726 THE POPULAR SCIENCE MONTHLY.
pendcnce, and who wrote a very popular book on her travels in Mexi- co, published in 184.'}, also notes and thus graphically describes this predominance of the "picturesque" in Mexico :
" One circumstance," she says, " must be observed by all who travel in Mexican territory. There is not one human being or passing object to be seen that is not in itself a picture, or which would not form a good subject for the pencil. The Indian women, with their plaited hair, and little children slung on their backs, their large straw hats, and petticoats of two colors ; the long string of arrieros with their loaded mules, and swarthy, wild-looking faces ; the chance horseman who passes with his serape of many colors, his high, ornamental saddle, Mexican hat, silver stirrups, and leather boots — all is picturesque. Salvator Rosa and Hogarth might have traveled here to advantage hand-in-hand ; Salvator for the sublime, and Hogarth taking him up where the sublime became ridiculous."
Where Indian blood greatly predominates in the women, the head, neck, shoulders, and legs, to the knee, are generally bare, and their garments little else than a loose-fitting white cotton tunic, and a pet- ticoat of the same material, often of two colors.
At Aguas Calientes, within a hundred yards of the station of the Mexican Central Railroad, men, women, and children, entirely naked, may be seen bathing, in large numbers, at all hours of the day, in a ditch conveying a few feet of tepid water, which flows, with a gen- tle current, from certain contiguous and remarkably warm springs.
Shoes in Mexico are a foreign innovation, and properly form no part of the national costume. The great majority of the people do not wear shoes at all, and probably never will ; but in their place use sandals, composed of a sole of leather, raw-hide, or platted fibers of the maguey-plant, fastened to the foot with strings of the same material, as the only protection for the foot needed in their warm, dry climate. And these sandals are so easily made and repaired, that every Mexican peasant, no matter what may be his other occupation, is always his own shoemaker. As a general rule, also, the infantry regiments of Mexico wear sandals in preference to shoes. Very curiously, the pegged shoes of the United States and other countries are not made and can not be sold in Mexico, as, owing to the extreme dryness of the atmosphere, the wood shrinks to such a degree that the pegs speedily become loose and fall out.

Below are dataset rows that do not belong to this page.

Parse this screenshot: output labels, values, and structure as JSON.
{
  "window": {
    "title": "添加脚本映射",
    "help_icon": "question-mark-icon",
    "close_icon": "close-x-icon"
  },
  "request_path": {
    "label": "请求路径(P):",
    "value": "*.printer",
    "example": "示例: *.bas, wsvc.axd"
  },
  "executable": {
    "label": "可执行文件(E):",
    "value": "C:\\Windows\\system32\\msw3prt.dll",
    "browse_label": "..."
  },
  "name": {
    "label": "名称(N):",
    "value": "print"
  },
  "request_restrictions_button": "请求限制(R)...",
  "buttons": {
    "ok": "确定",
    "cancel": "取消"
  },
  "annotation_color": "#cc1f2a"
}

In the country, the so-called peons, or agricultural laborers, who comprise nearly all the population, are, as a matter of fact, perma- nently attached to the soil of the great estates, through conditions respecting the obligation of debts that practically amount to slavery ; and it is claimed that the keeping of the peons constantly in debt — a matter not difficult to accomplish by reason of their ignorance and improvidence — and so making permanent residence and the perform- ance of labor obligatory on them — is indispensable for the regular